Syncor presents appeal of PET rules

September 17, 1997

Radiopharmacy firm Syncor International last week presented oral arguments in its appeal of a lower court ruling that dismissed the company's effort to overturn the way the Food and Drug Administration regulates PET radioisotopes. Syncor attorneys

Radiopharmacy firm Syncor International last week presented oral arguments in its appeal of a lower court ruling that dismissed the company's effort to overturn the way the Food and Drug Administration regulates PET radioisotopes. Syncor attorneys believe their presentation before the U.S. Court of Appeals in Washington, DC, went well, with the three-judge panel asking numerous questions as to whether the FDA followed the correct procedures in implementing the rules.

Syncor of Chatsworth, CA, filed suit against the FDA in 1995, charging that the FDA overstepped its authority and violated its own rule-making procedures when it decided to require producers of cyclotron-based radiopharmaceuticals to acquire new drug applications (NDAs) before their products could be used in clinical situations. The suit was dismissed late last year by Judge Emmet Sullivan of the U.S. District Court for the District of Columbia.

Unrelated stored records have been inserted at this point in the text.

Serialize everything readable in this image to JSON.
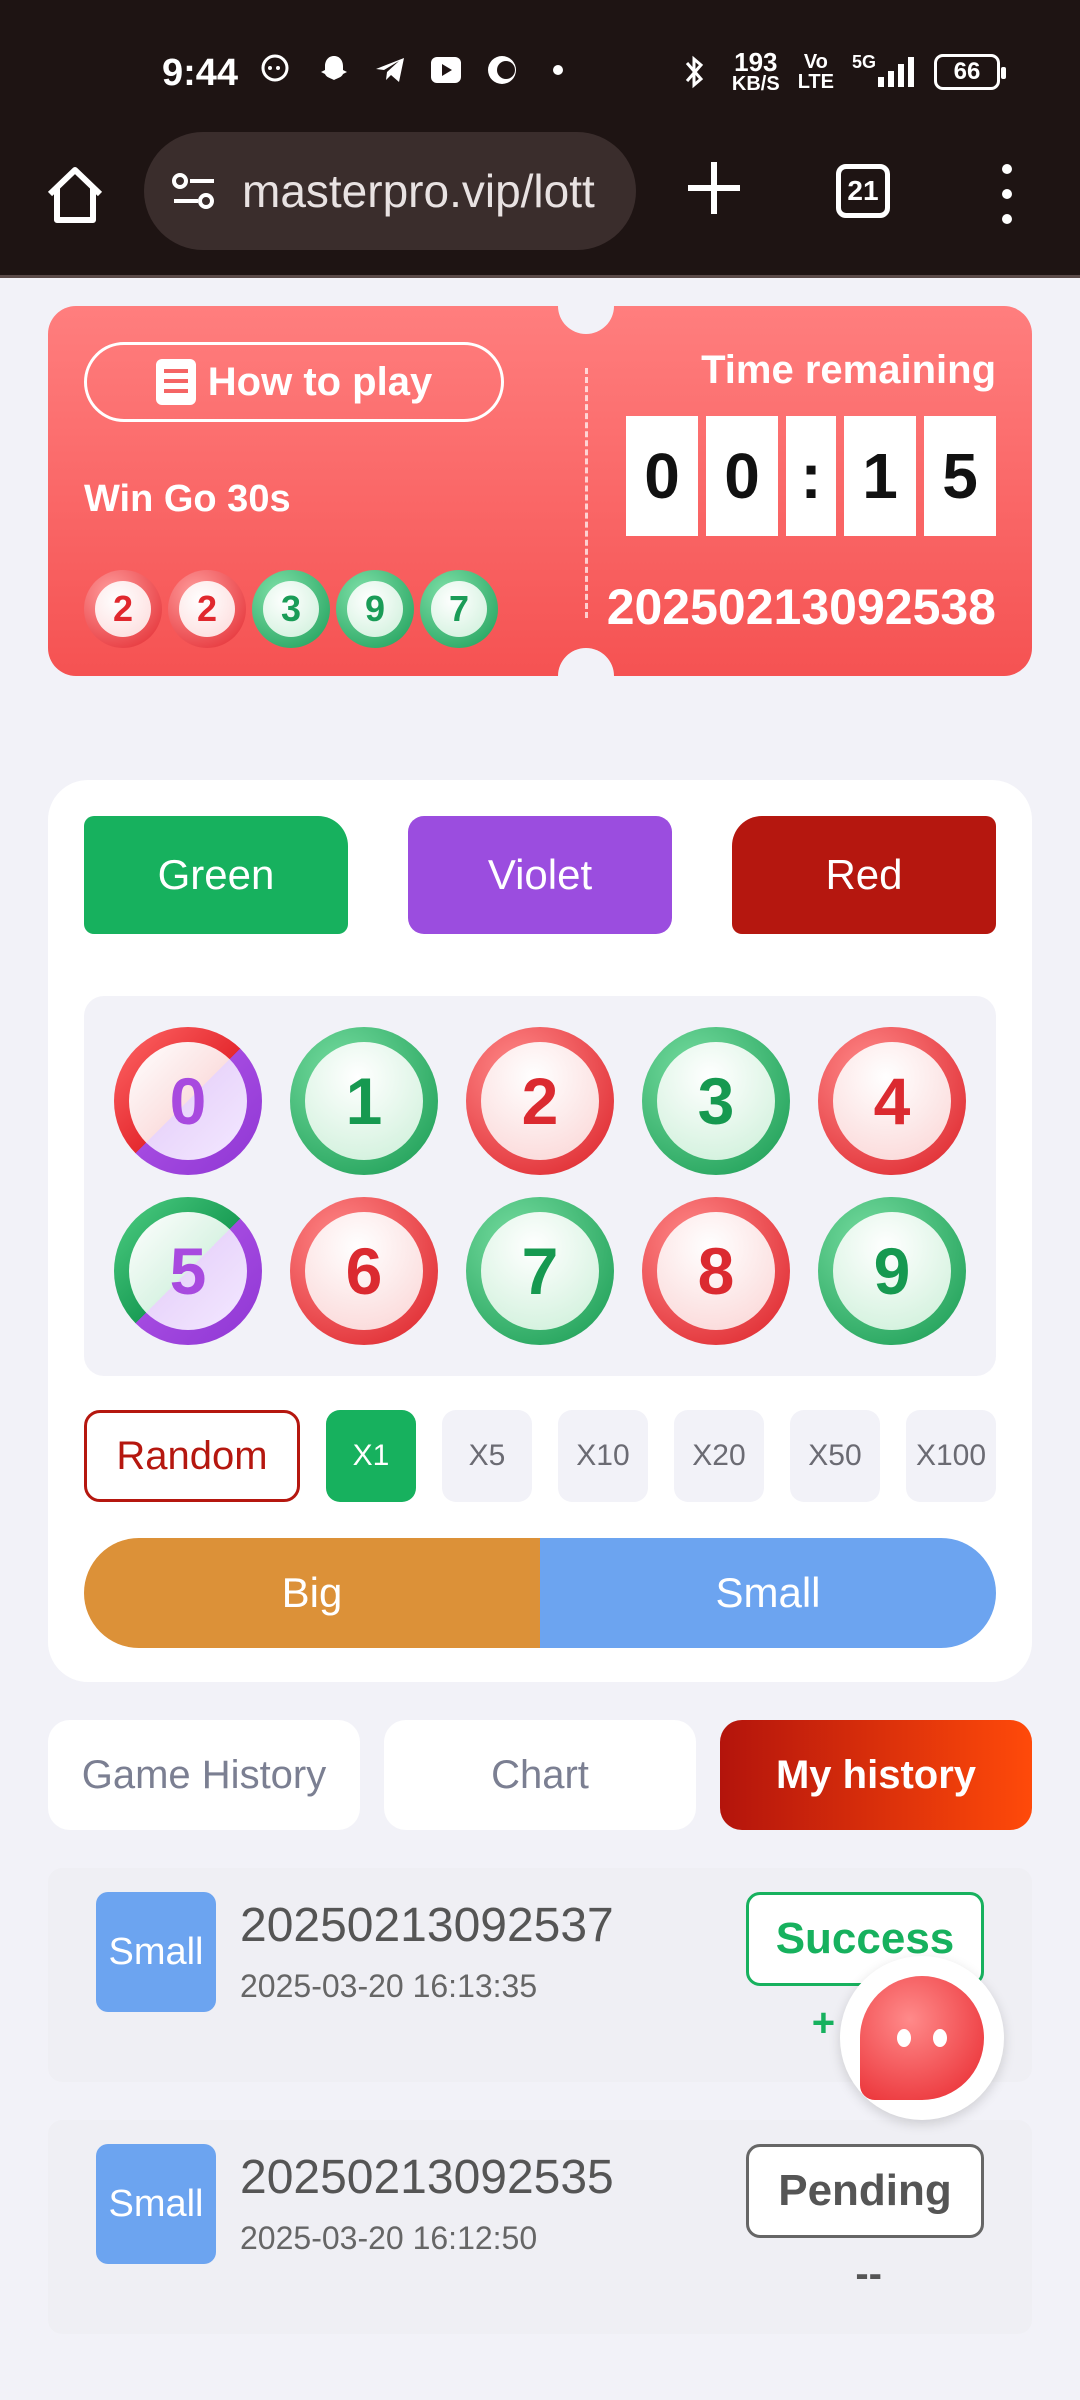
{
  "status_bar": {
    "time": "9:44",
    "speed_value": "193",
    "speed_unit": "KB/S",
    "network_vo": "Vo",
    "network_lte": "LTE",
    "network_5g": "5G",
    "battery": "66"
  },
  "browser": {
    "url": "masterpro.vip/lott",
    "tab_count": "21"
  },
  "game": {
    "how_to_play": "How to play",
    "name": "Win Go 30s",
    "recent_results": [
      {
        "value": "2",
        "color": "red"
      },
      {
        "value": "2",
        "color": "red"
      },
      {
        "value": "3",
        "color": "green"
      },
      {
        "value": "9",
        "color": "green"
      },
      {
        "value": "7",
        "color": "green"
      }
    ],
    "time_label": "Time remaining",
    "countdown": [
      "0",
      "0",
      ":",
      "1",
      "5"
    ],
    "period_id": "20250213092538"
  },
  "bet_panel": {
    "colors": [
      {
        "label": "Green",
        "color": "#17b15e"
      },
      {
        "label": "Violet",
        "color": "#9b4ddf"
      },
      {
        "label": "Red",
        "color": "#b5170f"
      }
    ],
    "numbers": [
      {
        "value": "0",
        "style": "redviolet"
      },
      {
        "value": "1",
        "style": "green"
      },
      {
        "value": "2",
        "style": "red"
      },
      {
        "value": "3",
        "style": "green"
      },
      {
        "value": "4",
        "style": "red"
      },
      {
        "value": "5",
        "style": "greenviolet"
      },
      {
        "value": "6",
        "style": "red"
      },
      {
        "value": "7",
        "style": "green"
      },
      {
        "value": "8",
        "style": "red"
      },
      {
        "value": "9",
        "style": "green"
      }
    ],
    "random_label": "Random",
    "multipliers": [
      "X1",
      "X5",
      "X10",
      "X20",
      "X50",
      "X100"
    ],
    "active_multiplier": "X1",
    "big_label": "Big",
    "small_label": "Small"
  },
  "tabs": [
    {
      "label": "Game History",
      "active": false
    },
    {
      "label": "Chart",
      "active": false
    },
    {
      "label": "My history",
      "active": true
    }
  ],
  "history": [
    {
      "size": "Small",
      "period": "20250213092537",
      "datetime": "2025-03-20 16:13:35",
      "status": "Success",
      "amount": "+ ₹"
    },
    {
      "size": "Small",
      "period": "20250213092535",
      "datetime": "2025-03-20 16:12:50",
      "status": "Pending",
      "amount": "--"
    }
  ]
}
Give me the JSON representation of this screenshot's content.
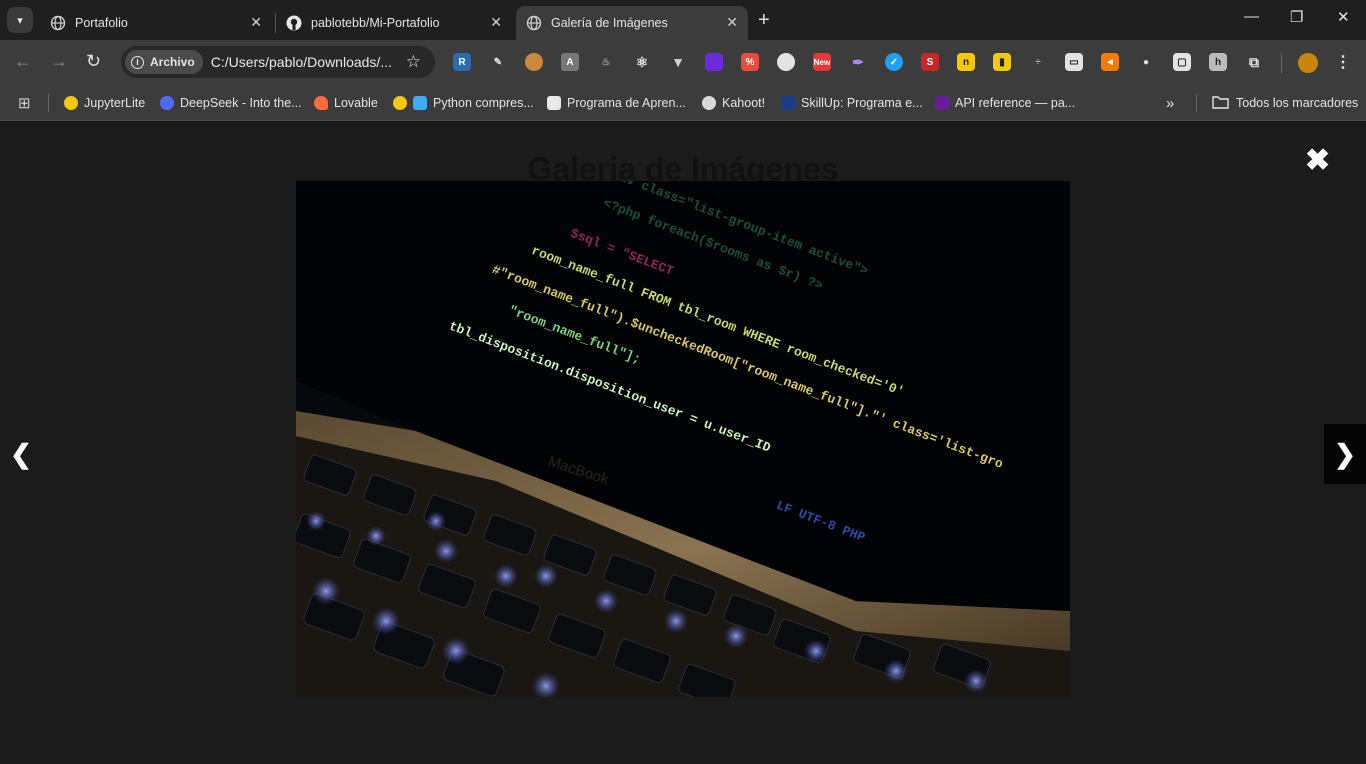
{
  "tabs": [
    {
      "title": "Portafolio",
      "icon": "globe-icon",
      "active": false
    },
    {
      "title": "pablotebb/Mi-Portafolio",
      "icon": "github-icon",
      "active": false
    },
    {
      "title": "Galería de Imágenes",
      "icon": "globe-icon",
      "active": true
    }
  ],
  "toolbar": {
    "chip_label": "Archivo",
    "url": "C:/Users/pablo/Downloads/..."
  },
  "bookmarks": [
    {
      "label": "JupyterLite",
      "color": "#f2c811"
    },
    {
      "label": "DeepSeek - Into the...",
      "color": "#4d6bfe"
    },
    {
      "label": "Lovable",
      "color": "#ff6b3d"
    },
    {
      "label": "Python compres...",
      "color": "#3fa9f5"
    },
    {
      "label": "Programa de Apren...",
      "color": "#e8e8e8"
    },
    {
      "label": "Kahoot!",
      "color": "#d9d9d9"
    },
    {
      "label": "SkillUp: Programa e...",
      "color": "#1b3a8a"
    },
    {
      "label": "API reference — pa...",
      "color": "#6a1b9a"
    }
  ],
  "all_bookmarks_label": "Todos los marcadores",
  "page": {
    "title": "Galeria de Imágenes",
    "close_glyph": "✖",
    "prev_glyph": "❮",
    "next_glyph": "❯"
  },
  "photo_text": {
    "brand": "MacBook",
    "code_lines": [
      "room_name_full FROM tbl_room WHERE room_checked='0'",
      "#\"room_name_full\").$uncheckedRoom[\"room_name_full\"].\"' class='list-gro",
      "tbl_disposition.disposition_user = u.user_ID",
      "\"room_name_full\"];"
    ]
  }
}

Syncor counsel Haig Bagerdjian said that the panel appeared to understand the issue better than Sullivan had, and directed most of its questions to the issue of whether the FDA violated its own rule-making procedures. While Syncor was heartened by the direction of the questioning, there's no guarantee that the panel will rule in the company's favor, Bagerdjian said. The appeals court typically hands down rulings in 90 to 180 days, although the panel may act sooner than that because the case comes at the beginning of its calendar.